For winding wires in coils, transformers, relays and motors, coatings with polyesterimides have established themselves as film formers. Depending on the composition and selection of the raw materials, films with different thermal, mechanical and dielectric properties are obtained. Polyesterimides are made from ethylene glycol , THEIC, dimethyl terephthalate , trimellitic anhydride , diaminodiphenylmethane in a polycondensation reaction . Commercially available polyesterimides have a hydroxide mass ratio between 100 and 300 mg / g and a molar mass that is below 5000 g · mol −1 . They are supplied as approx. 40% solutions in a solvent mixture. Polyesterimides are the most frequently used wire enamels in Europe. Polyesterimide enamelled wires are only partially solderable, but only from 450 ° C.
In the case of coils with high layer voltages and / or high frequencies such as transformers in switched-mode power supplies , it is common to soak the windings made with enamelled wire in a vacuum and to dry them in order to avoid pre-discharges in the air gaps and thus the dielectric strength to increase in continuous operation.
Baked enamel wire
Baked enamel wire is used for self-supporting coils that are manufactured without a coil body . Its coating consists of a temperature-resistant basic insulation and a top layer that adheres by heating and often also polymerizes, which bonds the individual turns to one another and thus gives the coil mechanical strength and stability. That is why they can be used specifically for the production of flat and cylinder coils.
For negligence in the processing, electrical breakdown or due to prolonged predischarges in air gaps, however, the enamel insulation can be damaged, it is created to adjacent wire layers a winding short . Due to the current induced in the resulting short-circuit winding, the insulating varnish is further destroyed by the heat, so that the interturn faults spread and the bare wires ultimately form a short circuit .
Enameled copper hollow wire

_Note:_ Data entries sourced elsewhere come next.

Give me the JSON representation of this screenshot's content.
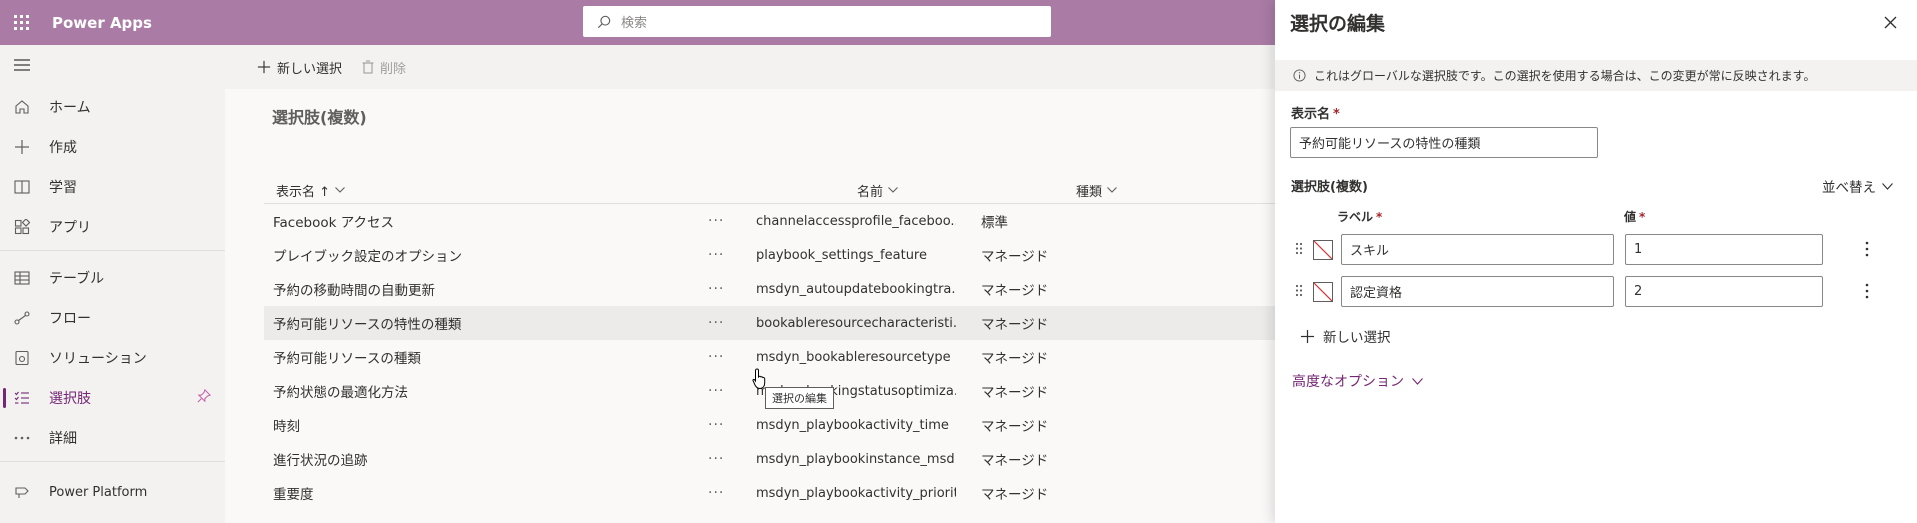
{
  "app": {
    "title": "Power Apps"
  },
  "search": {
    "placeholder": "検索"
  },
  "sidebar": {
    "items": [
      {
        "label": "ホーム",
        "icon": "home-icon"
      },
      {
        "label": "作成",
        "icon": "plus-icon"
      },
      {
        "label": "学習",
        "icon": "book-icon"
      },
      {
        "label": "アプリ",
        "icon": "apps-icon"
      },
      {
        "label": "テーブル",
        "icon": "table-icon"
      },
      {
        "label": "フロー",
        "icon": "flow-icon"
      },
      {
        "label": "ソリューション",
        "icon": "solution-icon"
      },
      {
        "label": "選択肢",
        "icon": "choices-icon",
        "active": true
      },
      {
        "label": "詳細",
        "icon": "more-icon"
      }
    ],
    "footer": {
      "label": "Power Platform",
      "icon": "power-platform-icon"
    }
  },
  "commandbar": {
    "new_label": "新しい選択",
    "delete_label": "削除"
  },
  "list": {
    "title": "選択肢(複数)",
    "columns": {
      "display_name": "表示名 ↑",
      "name": "名前",
      "type": "種類"
    },
    "rows": [
      {
        "display": "Facebook アクセス",
        "name": "channelaccessprofile_faceboo...",
        "type": "標準"
      },
      {
        "display": "プレイブック設定のオプション",
        "name": "playbook_settings_feature",
        "type": "マネージド"
      },
      {
        "display": "予約の移動時間の自動更新",
        "name": "msdyn_autoupdatebookingtra...",
        "type": "マネージド"
      },
      {
        "display": "予約可能リソースの特性の種類",
        "name": "bookableresourcecharacteristi...",
        "type": "マネージド"
      },
      {
        "display": "予約可能リソースの種類",
        "name": "msdyn_bookableresourcetype",
        "type": "マネージド"
      },
      {
        "display": "予約状態の最適化方法",
        "name": "msdyn_bookingstatusoptimiza...",
        "type": "マネージド"
      },
      {
        "display": "時刻",
        "name": "msdyn_playbookactivity_time",
        "type": "マネージド"
      },
      {
        "display": "進行状況の追跡",
        "name": "msdyn_playbookinstance_msd...",
        "type": "マネージド"
      },
      {
        "display": "重要度",
        "name": "msdyn_playbookactivity_priority",
        "type": "マネージド"
      }
    ],
    "tooltip": "選択の編集"
  },
  "panel": {
    "title": "選択の編集",
    "info": "これはグローバルな選択肢です。この選択を使用する場合は、この変更が常に反映されます。",
    "display_name_label": "表示名",
    "display_name_value": "予約可能リソースの特性の種類",
    "choices_label": "選択肢(複数)",
    "sort_label": "並べ替え",
    "label_header": "ラベル",
    "value_header": "値",
    "options": [
      {
        "label": "スキル",
        "value": "1"
      },
      {
        "label": "認定資格",
        "value": "2"
      }
    ],
    "add_option_label": "新しい選択",
    "advanced_label": "高度なオプション",
    "required_mark": "*"
  },
  "colors": {
    "topbar": "#a97ba5",
    "accent": "#742774"
  }
}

Enameled copper hollow wire has a continuous cavity in the middle and is one of the hollow wires. During operation, coolant is continuously pumped through the hollow wire via an additional coolant supply, thus dissipating the heat. In this way, the enamelled copper hollow wire can be operated with a higher current density than without cooling and thus allows more compact, smaller and lighter wound goods with the same output. The enamelled copper hollow wire differs from waveguides from the field of generator technology in that it is endlessly manufactured, and its dimensions are on the order of a few millimeters and thus significantly smaller. This means that it can be wound with conventional winding machines.
- Franz Zach: Power Electronics - A Manual. 5th edition, Springer Verlag, Wiesbaden, 2015 ISBN 978-3-658-04898-3 .
- Thermal product features according to IEC 60317 (PDF; 71 kB).
- THEIC (Tris-2-Hydroxyethyl Isocyanurate) -modified polyimides as enamelled wire insulation ( Memento of the original from May 11, 2011 in the Internet Archive ) Info: The archive link was automatically inserted and not yet checked. Please check the original and archive link according to the instructions and then remove this notice. .
- from 450 ° C solderable polyesterimide enamelled wire ( Memento of the original from May 31, 2014 in the Internet Archive ) Info: The archive link was inserted automatically and has not yet been checked. Please check the original and archive link according to the instructions and then remove this notice. .
- Baked enamel wire ( Memento from December 18, 2015 in the Internet Archive ).
- Franz Zach: Power Electronics - A Handbook . 5th edition. Springer Verlag, Wiesbaden 2015, ISBN 978-3-658-04898-3 , pp. 1832 .
- Edmund Nitsche, Michael Naderer: Internally cooled hollow wires, doubling the power density of electric motors . In: ATZelektronik . tape 12 , no. 3 , June 1, 2017, ISSN 1862-1791 , p. 44-49 , doi : 10.1007 / s35658-017-0035-0 ( springer.com [accessed June 28, 2017]).